Andrew Ebbett, Chris Kelly and Derek Roy each scored in the first period, and Canada took the bronze medal at the Pyeongchang Games by beating the Czech Republic 6-4 Saturday.
This was the third bronze for Canada to go along with nine gold medals for the country that created hockey, not that the Canadians seemed to mind too much when the buzzer sounded. They hugged in celebration at the net where Kevin Poulin made 30 saves in his second straight start in place of the injured Ben Scrivens.
Ebbett and Kelly added a goal apiece in the third, and Wojtek Wolski also scored for Canada, which finished with bronze in 1968 and 1956.
Roman Cervenka scored twice in the final 4 minutes to make the finish more exciting. After a final flurry, the Czechs stood on the ice, propped on their sticks in disappointment at coming up short of their country’s first medal since winning bronze at the 2006 Turin Games.
Martin Ruzicka and Jan Kovar also scored for the Czech Republic.
When these teams met in pool play, the Czechs beat Canada 3-2 and had not lost until a 3-0 setback against the ”Olympic Athletes from Russia” in Friday’s semifinals. Then Germany upset the Canadians 4-3 to keep them out of the gold medal game.
With both teams coming off disappointing losses, they came out a bit slowly with only three shots combined over the first seven minutes. Then Canada and the Czech Republic scored three goals in 31 seconds with Canada on top 2-1 after the flurry.
Ruzicka went to the box for hooking, and Ebbett scored after a shot from Mat Robinson went off Vojtech Mozik’s stick and then Ebbett’s skate at 8:57 for the power-play goal.
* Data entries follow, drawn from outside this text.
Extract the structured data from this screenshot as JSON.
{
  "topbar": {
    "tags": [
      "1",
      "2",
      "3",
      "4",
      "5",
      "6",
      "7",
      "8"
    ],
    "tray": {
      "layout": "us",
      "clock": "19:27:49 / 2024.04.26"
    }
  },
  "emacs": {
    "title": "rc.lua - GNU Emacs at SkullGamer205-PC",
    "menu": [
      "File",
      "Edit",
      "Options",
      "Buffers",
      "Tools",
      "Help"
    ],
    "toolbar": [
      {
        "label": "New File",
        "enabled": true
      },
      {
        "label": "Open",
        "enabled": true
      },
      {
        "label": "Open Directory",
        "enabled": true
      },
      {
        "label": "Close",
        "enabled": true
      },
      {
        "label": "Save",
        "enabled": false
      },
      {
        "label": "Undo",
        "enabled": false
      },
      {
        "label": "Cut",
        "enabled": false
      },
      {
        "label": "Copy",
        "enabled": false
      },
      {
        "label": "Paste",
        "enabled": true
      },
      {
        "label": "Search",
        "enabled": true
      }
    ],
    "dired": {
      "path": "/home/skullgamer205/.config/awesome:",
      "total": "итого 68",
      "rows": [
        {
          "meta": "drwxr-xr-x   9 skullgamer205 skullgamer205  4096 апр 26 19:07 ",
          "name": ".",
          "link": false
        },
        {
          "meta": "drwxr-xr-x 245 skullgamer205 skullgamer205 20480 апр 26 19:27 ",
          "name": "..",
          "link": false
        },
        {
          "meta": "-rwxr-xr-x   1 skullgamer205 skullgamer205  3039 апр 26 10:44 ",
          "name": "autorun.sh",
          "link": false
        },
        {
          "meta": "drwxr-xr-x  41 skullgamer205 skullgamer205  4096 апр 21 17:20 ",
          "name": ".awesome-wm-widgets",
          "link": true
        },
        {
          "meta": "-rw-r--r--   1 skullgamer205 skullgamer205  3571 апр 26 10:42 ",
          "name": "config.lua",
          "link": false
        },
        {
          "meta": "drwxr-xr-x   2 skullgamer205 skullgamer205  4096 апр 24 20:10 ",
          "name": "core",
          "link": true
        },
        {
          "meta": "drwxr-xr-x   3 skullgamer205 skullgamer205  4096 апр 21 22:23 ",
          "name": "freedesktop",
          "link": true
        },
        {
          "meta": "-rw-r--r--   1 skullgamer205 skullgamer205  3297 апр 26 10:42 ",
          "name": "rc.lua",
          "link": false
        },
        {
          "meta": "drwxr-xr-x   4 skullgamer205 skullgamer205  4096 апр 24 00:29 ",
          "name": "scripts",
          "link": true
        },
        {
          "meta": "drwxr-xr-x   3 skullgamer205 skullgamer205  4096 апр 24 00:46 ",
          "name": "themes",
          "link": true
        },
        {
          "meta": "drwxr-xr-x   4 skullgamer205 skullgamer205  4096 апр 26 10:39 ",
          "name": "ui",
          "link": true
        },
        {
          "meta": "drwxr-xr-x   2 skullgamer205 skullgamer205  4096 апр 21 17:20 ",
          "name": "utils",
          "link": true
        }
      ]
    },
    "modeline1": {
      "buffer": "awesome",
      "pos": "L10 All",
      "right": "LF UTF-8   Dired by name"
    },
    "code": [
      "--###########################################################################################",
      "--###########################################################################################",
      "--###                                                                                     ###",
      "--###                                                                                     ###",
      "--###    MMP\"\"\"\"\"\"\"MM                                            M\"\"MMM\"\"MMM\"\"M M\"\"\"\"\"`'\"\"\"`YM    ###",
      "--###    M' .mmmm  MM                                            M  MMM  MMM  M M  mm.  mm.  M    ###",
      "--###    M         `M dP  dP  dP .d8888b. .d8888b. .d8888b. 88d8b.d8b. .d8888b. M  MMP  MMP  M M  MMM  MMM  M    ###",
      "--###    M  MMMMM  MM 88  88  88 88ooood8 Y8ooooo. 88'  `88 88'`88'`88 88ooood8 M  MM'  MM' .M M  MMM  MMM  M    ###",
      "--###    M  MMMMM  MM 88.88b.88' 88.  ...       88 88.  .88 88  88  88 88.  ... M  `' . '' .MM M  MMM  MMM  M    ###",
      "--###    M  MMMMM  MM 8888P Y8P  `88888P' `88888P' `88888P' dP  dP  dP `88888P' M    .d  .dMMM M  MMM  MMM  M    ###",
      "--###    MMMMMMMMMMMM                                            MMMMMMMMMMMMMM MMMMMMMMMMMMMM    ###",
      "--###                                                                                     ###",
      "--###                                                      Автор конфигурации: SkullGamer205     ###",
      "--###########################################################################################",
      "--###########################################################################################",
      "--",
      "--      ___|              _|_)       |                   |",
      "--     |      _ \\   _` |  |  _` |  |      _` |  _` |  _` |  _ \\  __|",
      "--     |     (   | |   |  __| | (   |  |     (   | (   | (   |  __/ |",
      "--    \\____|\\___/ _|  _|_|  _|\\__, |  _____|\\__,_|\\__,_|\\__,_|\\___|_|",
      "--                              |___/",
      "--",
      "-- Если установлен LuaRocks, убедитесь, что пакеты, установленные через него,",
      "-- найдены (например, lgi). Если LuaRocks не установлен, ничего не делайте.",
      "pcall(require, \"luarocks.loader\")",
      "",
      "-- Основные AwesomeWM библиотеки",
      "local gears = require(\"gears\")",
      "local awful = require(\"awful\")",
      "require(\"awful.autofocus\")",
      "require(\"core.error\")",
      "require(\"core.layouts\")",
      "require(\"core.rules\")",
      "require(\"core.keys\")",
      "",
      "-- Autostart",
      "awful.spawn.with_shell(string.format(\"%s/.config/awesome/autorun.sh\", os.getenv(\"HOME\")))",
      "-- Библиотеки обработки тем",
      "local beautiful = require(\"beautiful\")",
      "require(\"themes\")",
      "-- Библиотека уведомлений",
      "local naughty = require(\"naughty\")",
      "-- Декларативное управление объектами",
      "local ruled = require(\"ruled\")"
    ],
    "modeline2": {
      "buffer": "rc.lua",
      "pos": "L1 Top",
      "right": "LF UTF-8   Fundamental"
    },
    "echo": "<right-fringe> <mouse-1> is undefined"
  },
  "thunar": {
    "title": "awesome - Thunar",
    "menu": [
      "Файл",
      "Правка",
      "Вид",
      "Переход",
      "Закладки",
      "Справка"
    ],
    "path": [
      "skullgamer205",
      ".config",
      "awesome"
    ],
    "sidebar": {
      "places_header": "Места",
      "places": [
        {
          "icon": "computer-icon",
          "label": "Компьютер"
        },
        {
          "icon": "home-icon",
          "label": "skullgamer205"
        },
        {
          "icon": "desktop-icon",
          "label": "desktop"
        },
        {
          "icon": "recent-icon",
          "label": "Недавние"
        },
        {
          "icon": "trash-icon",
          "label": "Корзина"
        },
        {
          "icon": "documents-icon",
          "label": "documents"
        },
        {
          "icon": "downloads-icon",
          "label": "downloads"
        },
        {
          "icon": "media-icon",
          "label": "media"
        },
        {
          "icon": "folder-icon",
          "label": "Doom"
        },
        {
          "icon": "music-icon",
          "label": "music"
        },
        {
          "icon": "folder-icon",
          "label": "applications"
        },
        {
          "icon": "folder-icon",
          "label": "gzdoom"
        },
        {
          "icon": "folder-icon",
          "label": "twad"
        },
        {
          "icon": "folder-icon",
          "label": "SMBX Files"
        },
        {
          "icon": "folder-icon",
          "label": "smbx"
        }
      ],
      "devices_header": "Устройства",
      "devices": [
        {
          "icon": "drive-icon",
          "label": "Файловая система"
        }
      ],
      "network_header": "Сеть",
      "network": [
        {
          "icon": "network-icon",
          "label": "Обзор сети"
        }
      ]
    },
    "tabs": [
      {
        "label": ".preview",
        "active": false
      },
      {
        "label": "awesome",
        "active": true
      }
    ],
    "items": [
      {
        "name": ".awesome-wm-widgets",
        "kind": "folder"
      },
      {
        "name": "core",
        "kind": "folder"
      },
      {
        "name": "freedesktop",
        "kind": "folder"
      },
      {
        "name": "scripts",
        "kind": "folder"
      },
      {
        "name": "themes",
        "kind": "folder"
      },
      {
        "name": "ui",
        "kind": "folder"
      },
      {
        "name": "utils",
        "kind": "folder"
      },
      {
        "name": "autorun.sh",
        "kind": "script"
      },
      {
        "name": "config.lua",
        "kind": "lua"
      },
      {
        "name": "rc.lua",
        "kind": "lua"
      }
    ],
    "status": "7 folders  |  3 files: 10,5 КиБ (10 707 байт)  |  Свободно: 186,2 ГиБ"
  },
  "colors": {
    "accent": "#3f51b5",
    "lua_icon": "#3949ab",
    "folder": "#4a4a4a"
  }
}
The Czechs answered 16 seconds later as Ruzicka scored off a pass by Cervenka with the puck going off Poulin’s right skate and in.
The goal had barely been announced when Kelly redirected a long shot from Cody Goloubef at 9:28.
Roy skated up the slot and beat Pavel Francouz with a backhander through the pads off a feed from Brandon Kozun at 15:57. That gave Canada three goals on its first eight shots, a reversal from the semifinal loss when the Canadians gave up three goals on nine shots in the first period in losing to Germany 4-3.
Ebbett padded the lead at 5:50 of the third only to see the Czechs answer 46 seconds later. Kovar scored from the slot off a pass from Roman Horak. Kelly padded the lead with his second at 9:37 from the inside edge of the right circle for a 5-2 lead.
The Czechs thought they pulled within 5-3 on a slap shot from captain Martin Erat just 62 seconds after Kelly’s goal. But Canada challenged for goalie interference, and the goal was waved off for Tomas Zohorna’s contact with Poulin at the edge of the crease.
Cervenka’s goal with 3:34 left was reviewed for a high stick but stood after replay. He added a second with 2:05 left with the Canadians holding on for the win.
More AP Olympic coverage: https://wintergames.ap.org
Follow Teresa M. Walker at http://www.twitter.com/teresamwalker